-- GIVEN DATA --

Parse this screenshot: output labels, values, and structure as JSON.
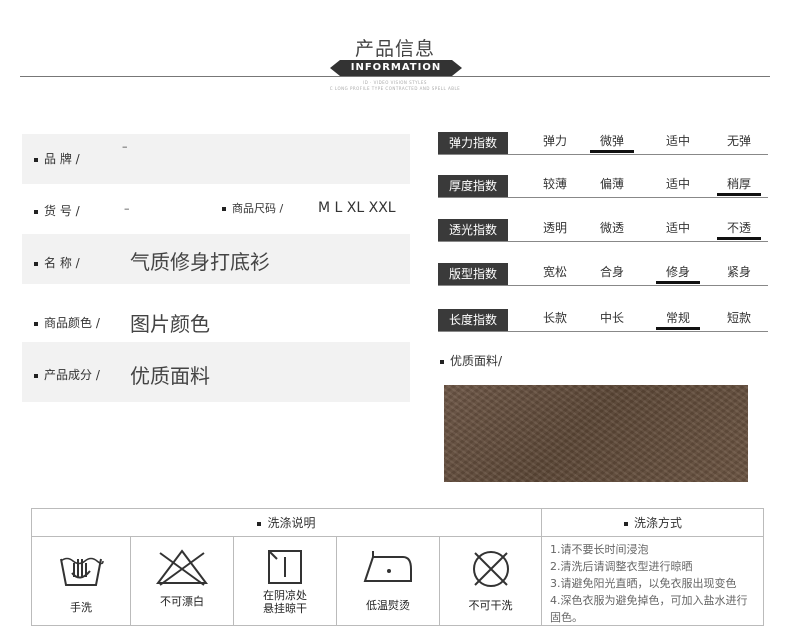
{
  "header": {
    "title": "产品信息",
    "badge": "INFORMATION",
    "sub1": "ID · VIDEO VISION STYLES",
    "sub2": "C LONG PROFILE TYPE CONTRACTED AND SPELL ABLE"
  },
  "info": {
    "brand_label": "品 牌 /",
    "brand_value": "–",
    "sku_label": "货 号 /",
    "sku_value": "–",
    "size_label": "商品尺码 /",
    "size_value": "M L XL XXL",
    "name_label": "名 称 /",
    "name_value": "气质修身打底衫",
    "color_label": "商品颜色 /",
    "color_value": "图片颜色",
    "material_label": "产品成分 /",
    "material_value": "优质面料"
  },
  "indices": [
    {
      "tag": "弹力指数",
      "options": [
        "弹力",
        "微弹",
        "适中",
        "无弹"
      ],
      "selected": 1
    },
    {
      "tag": "厚度指数",
      "options": [
        "较薄",
        "偏薄",
        "适中",
        "稍厚"
      ],
      "selected": 3
    },
    {
      "tag": "透光指数",
      "options": [
        "透明",
        "微透",
        "适中",
        "不透"
      ],
      "selected": 3
    },
    {
      "tag": "版型指数",
      "options": [
        "宽松",
        "合身",
        "修身",
        "紧身"
      ],
      "selected": 2
    },
    {
      "tag": "长度指数",
      "options": [
        "长款",
        "中长",
        "常规",
        "短款"
      ],
      "selected": 2
    }
  ],
  "fabric": {
    "label": "优质面料/"
  },
  "wash": {
    "header_left": "洗涤说明",
    "header_right": "洗涤方式",
    "items": [
      {
        "icon": "hand-wash-icon",
        "caption": "手洗"
      },
      {
        "icon": "no-bleach-icon",
        "caption": "不可漂白"
      },
      {
        "icon": "shade-dry-icon",
        "caption": "在阴凉处\n悬挂晾干"
      },
      {
        "icon": "low-iron-icon",
        "caption": "低温熨烫"
      },
      {
        "icon": "no-dryclean-icon",
        "caption": "不可干洗"
      }
    ],
    "instructions": [
      "1.请不要长时间浸泡",
      "2.清洗后请调整衣型进行晾晒",
      "3.请避免阳光直晒，以免衣服出现变色",
      "4.深色衣服为避免掉色，可加入盐水进行固色。"
    ]
  }
}
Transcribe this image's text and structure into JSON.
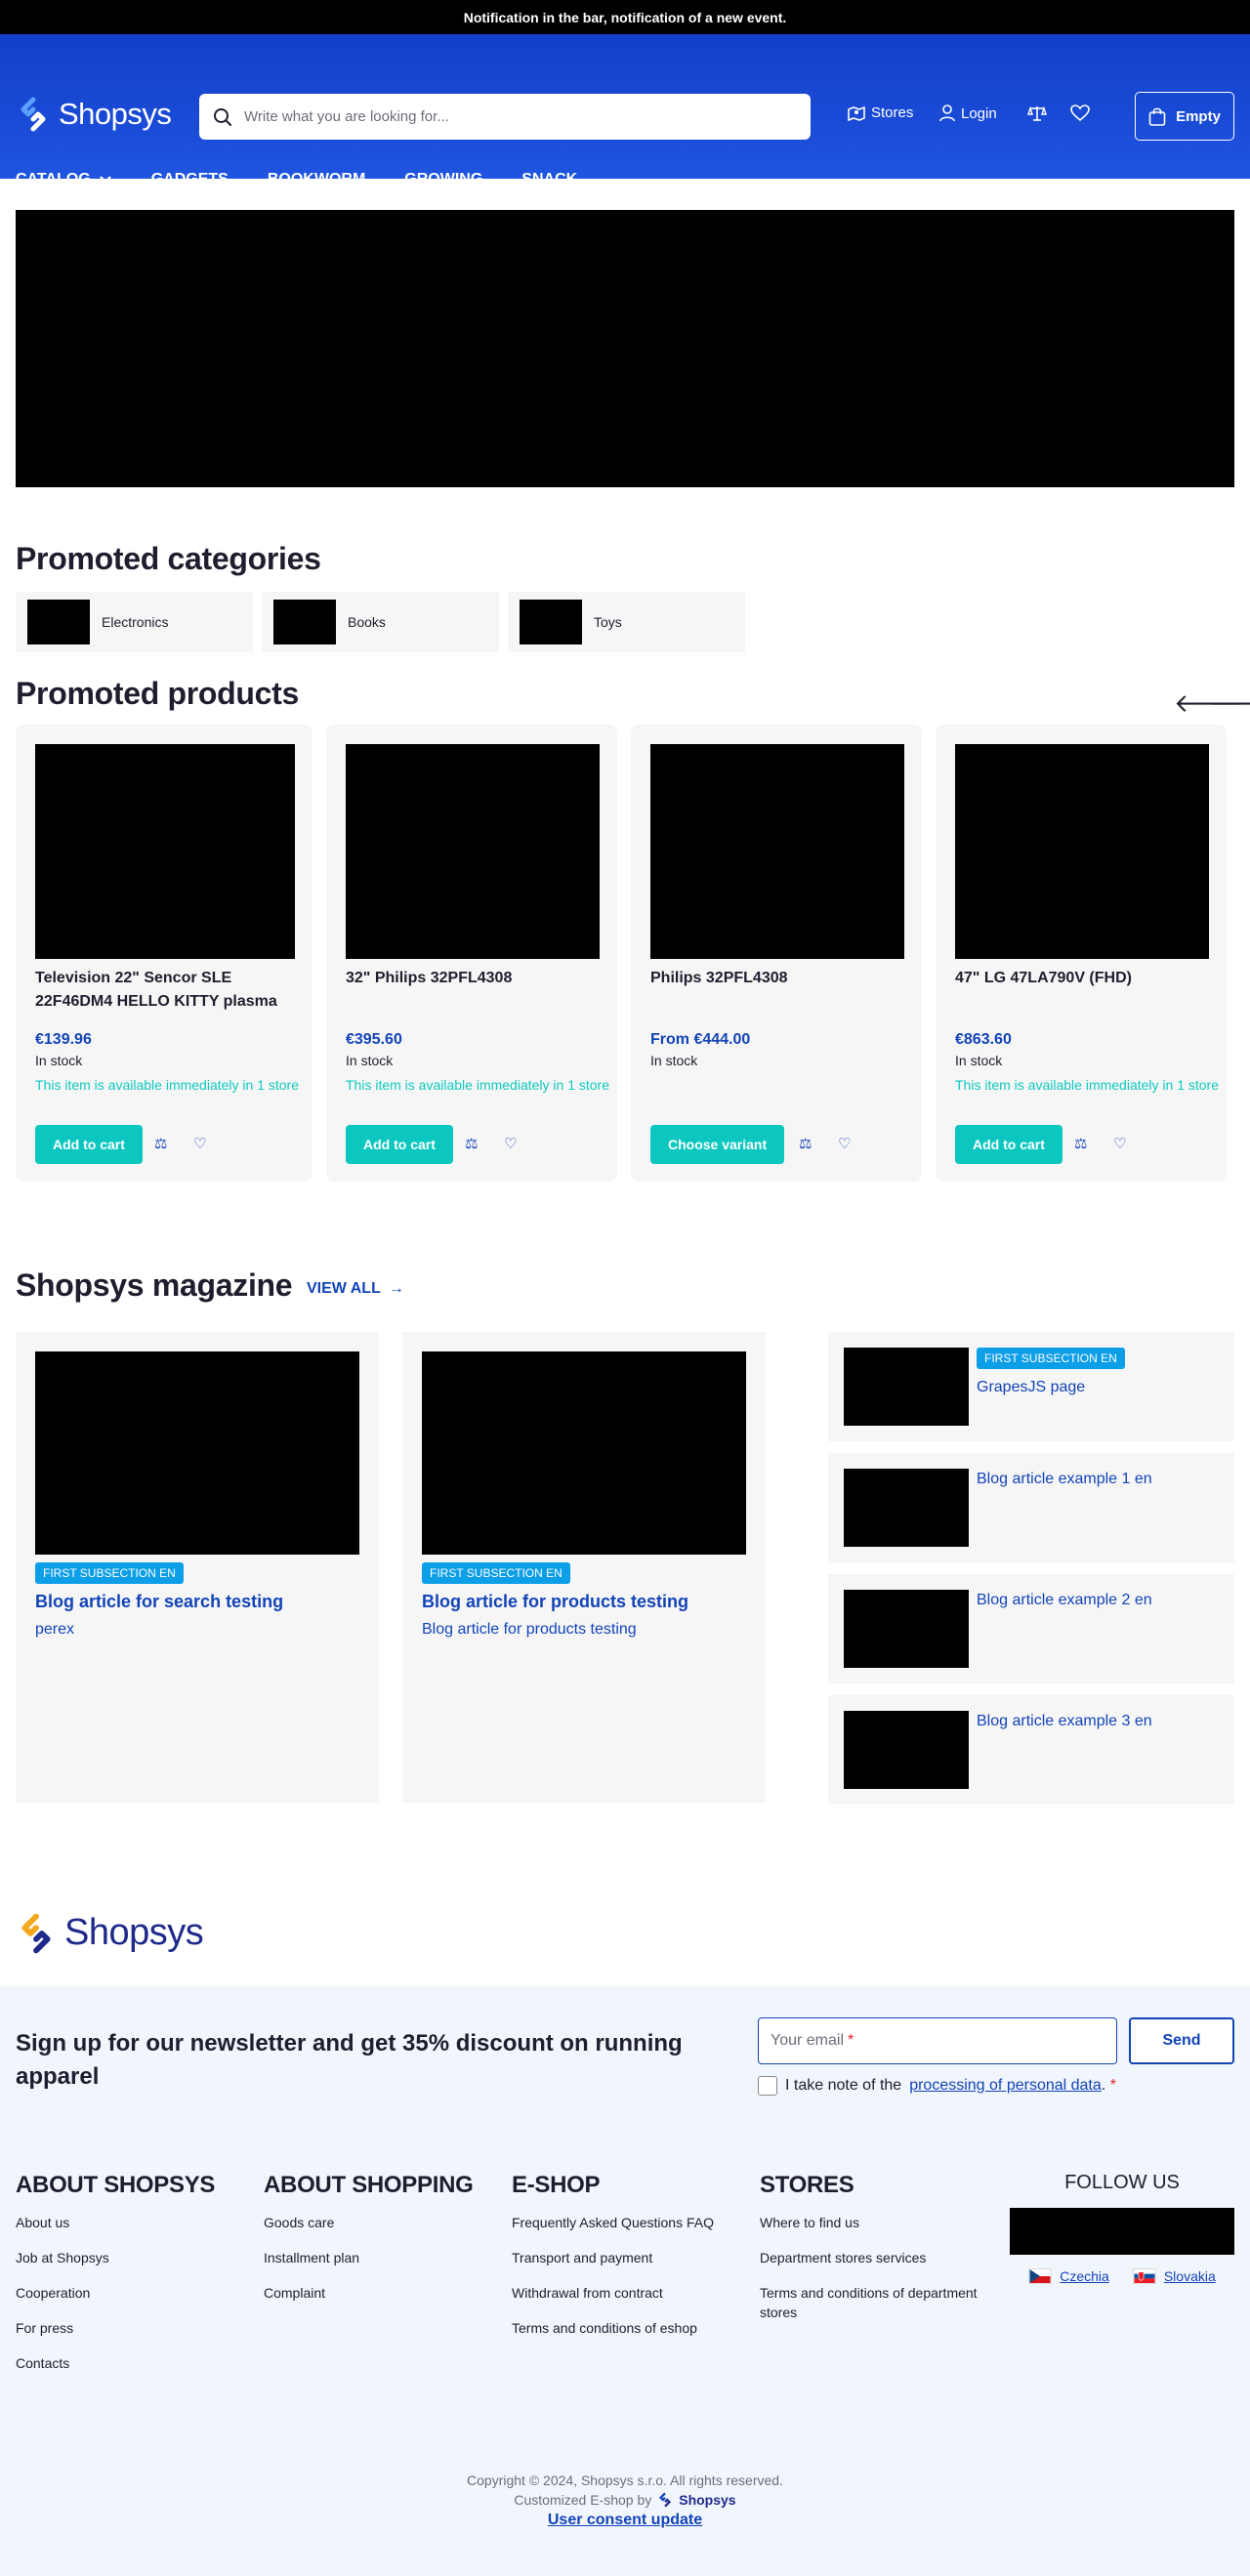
{
  "notification": "Notification in the bar, notification of a new event.",
  "header": {
    "logo": "Shopsys",
    "search_placeholder": "Write what you are looking for...",
    "stores": "Stores",
    "login": "Login",
    "cart": "Empty"
  },
  "menu": [
    "CATALOG",
    "GADGETS",
    "BOOKWORM",
    "GROWING",
    "SNACK"
  ],
  "promoted_categories": {
    "title": "Promoted categories",
    "items": [
      "Electronics",
      "Books",
      "Toys"
    ]
  },
  "promoted_products": {
    "title": "Promoted products",
    "items": [
      {
        "name": "Television 22\" Sencor SLE 22F46DM4 HELLO KITTY plasma",
        "price": "€139.96",
        "stock": "In stock",
        "availability": "This item is available immediately in 1 store",
        "button": "Add to cart"
      },
      {
        "name": "32\" Philips 32PFL4308",
        "price": "€395.60",
        "stock": "In stock",
        "availability": "This item is available immediately in 1 store",
        "button": "Add to cart"
      },
      {
        "name": "Philips 32PFL4308",
        "price": "From €444.00",
        "stock": "In stock",
        "availability": "",
        "button": "Choose variant"
      },
      {
        "name": "47\" LG 47LA790V (FHD)",
        "price": "€863.60",
        "stock": "In stock",
        "availability": "This item is available immediately in 1 store",
        "button": "Add to cart"
      }
    ]
  },
  "magazine": {
    "title": "Shopsys magazine",
    "view_all": "VIEW ALL",
    "main": [
      {
        "badge": "FIRST SUBSECTION EN",
        "title": "Blog article for search testing",
        "perex": "perex"
      },
      {
        "badge": "FIRST SUBSECTION EN",
        "title": "Blog article for products testing",
        "perex": "Blog article for products testing"
      }
    ],
    "side": [
      {
        "badge": "FIRST SUBSECTION EN",
        "title": "GrapesJS page"
      },
      {
        "badge": "",
        "title": "Blog article example 1 en"
      },
      {
        "badge": "",
        "title": "Blog article example 2 en"
      },
      {
        "badge": "",
        "title": "Blog article example 3 en"
      }
    ]
  },
  "footer": {
    "logo": "Shopsys",
    "newsletter_title": "Sign up for our newsletter and get 35% discount on running apparel",
    "email_placeholder": "Your email",
    "send": "Send",
    "consent_prefix": "I take note of the",
    "consent_link": "processing of personal data",
    "consent_suffix": ".",
    "columns": [
      {
        "title": "ABOUT SHOPSYS",
        "links": [
          "About us",
          "Job at Shopsys",
          "Cooperation",
          "For press",
          "Contacts"
        ]
      },
      {
        "title": "ABOUT SHOPPING",
        "links": [
          "Goods care",
          "Installment plan",
          "Complaint"
        ]
      },
      {
        "title": "E-SHOP",
        "links": [
          "Frequently Asked Questions FAQ",
          "Transport and payment",
          "Withdrawal from contract",
          "Terms and conditions of eshop"
        ]
      },
      {
        "title": "STORES",
        "links": [
          "Where to find us",
          "Department stores services",
          "Terms and conditions of department stores"
        ]
      }
    ],
    "follow_us": "FOLLOW US",
    "languages": [
      "Czechia",
      "Slovakia"
    ],
    "copyright": "Copyright © 2024, Shopsys s.r.o. All rights reserved.",
    "customized": "Customized E-shop by",
    "customized_logo": "Shopsys",
    "consent_update": "User consent update"
  },
  "colors": {
    "brand_blue": "#1a4bd6",
    "link_blue": "#1244b8",
    "accent_teal": "#0cc7bf",
    "badge_blue": "#0d9ee8"
  }
}
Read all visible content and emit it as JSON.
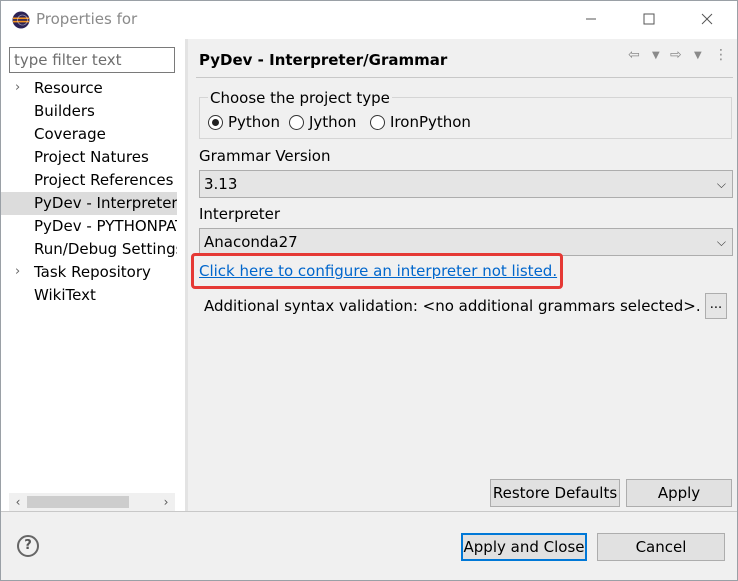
{
  "window": {
    "title": "Properties for",
    "icon": "eclipse-icon",
    "minimize_icon": "minimize-icon",
    "maximize_icon": "maximize-icon",
    "close_icon": "close-icon"
  },
  "sidebar": {
    "filter_placeholder": "type filter text",
    "items": [
      {
        "label": "Resource",
        "expandable": true,
        "selected": false
      },
      {
        "label": "Builders",
        "expandable": false,
        "selected": false
      },
      {
        "label": "Coverage",
        "expandable": false,
        "selected": false
      },
      {
        "label": "Project Natures",
        "expandable": false,
        "selected": false
      },
      {
        "label": "Project References",
        "expandable": false,
        "selected": false
      },
      {
        "label": "PyDev - Interpreter/Grammar",
        "expandable": false,
        "selected": true
      },
      {
        "label": "PyDev - PYTHONPATH",
        "expandable": false,
        "selected": false
      },
      {
        "label": "Run/Debug Settings",
        "expandable": false,
        "selected": false
      },
      {
        "label": "Task Repository",
        "expandable": true,
        "selected": false
      },
      {
        "label": "WikiText",
        "expandable": false,
        "selected": false
      }
    ]
  },
  "page": {
    "title": "PyDev - Interpreter/Grammar",
    "nav": {
      "back_icon": "back-arrow-icon",
      "forward_icon": "forward-arrow-icon",
      "menu_icon": "view-menu-icon"
    },
    "project_type": {
      "legend": "Choose the project type",
      "options": [
        "Python",
        "Jython",
        "IronPython"
      ],
      "selected": "Python"
    },
    "grammar": {
      "label": "Grammar Version",
      "value": "3.13"
    },
    "interpreter": {
      "label": "Interpreter",
      "value": "Anaconda27"
    },
    "configure_link": "Click here to configure an interpreter not listed.",
    "syntax_validation": "Additional syntax validation: <no additional grammars selected>.",
    "syntax_button": "...",
    "restore_defaults": "Restore Defaults",
    "apply": "Apply"
  },
  "footer": {
    "help_icon": "help-icon",
    "apply_and_close": "Apply and Close",
    "cancel": "Cancel"
  },
  "colors": {
    "link": "#0066cc",
    "highlight": "#e53935",
    "default_button_border": "#0078d7",
    "selected_item": "#dcdcdc"
  }
}
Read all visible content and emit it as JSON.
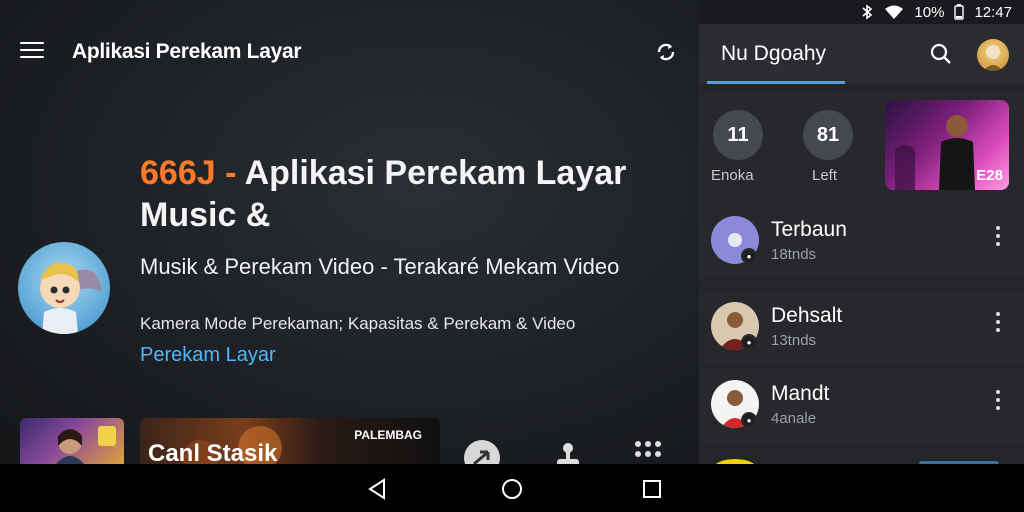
{
  "status_bar": {
    "battery": "10%",
    "time": "12:47"
  },
  "app_bar": {
    "title": "Aplikasi Perekam Layar",
    "icons": [
      "menu-icon",
      "sync-icon"
    ]
  },
  "hero": {
    "title_accent": "666J - ",
    "title_main": "Aplikasi Perekam Layar Music &",
    "subtitle": "Musik & Perekam Video - Terakaré Mekam Video",
    "description": "Kamera Mode Perekaman; Kapasitas & Perekam & Video",
    "link": "Perekam Layar"
  },
  "bottom_row": {
    "thumb2_title": "Canl Stasik",
    "thumb2_badge": "PALEMBAG"
  },
  "panel": {
    "tab_label": "Nu Dgoahy",
    "stats": [
      {
        "value": "11",
        "label": "Enoka"
      },
      {
        "value": "81",
        "label": "Left"
      }
    ],
    "thumb_label": "E28",
    "items": [
      {
        "title": "Terbaun",
        "subtitle": "18tnds"
      },
      {
        "title": "Dehsalt",
        "subtitle": "13tnds"
      },
      {
        "title": "Mandt",
        "subtitle": "4anale"
      }
    ]
  },
  "colors": {
    "accent_orange": "#ff7a2a",
    "link_blue": "#4db8ff",
    "tab_underline": "#5b9bd5",
    "panel_bg": "#232528"
  }
}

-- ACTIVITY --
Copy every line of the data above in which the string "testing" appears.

-- WRITTEN RESPONSE --
        "title": "Blog article for search testing",
        "title": "Blog article for products testing",
        "perex": "Blog article for products testing"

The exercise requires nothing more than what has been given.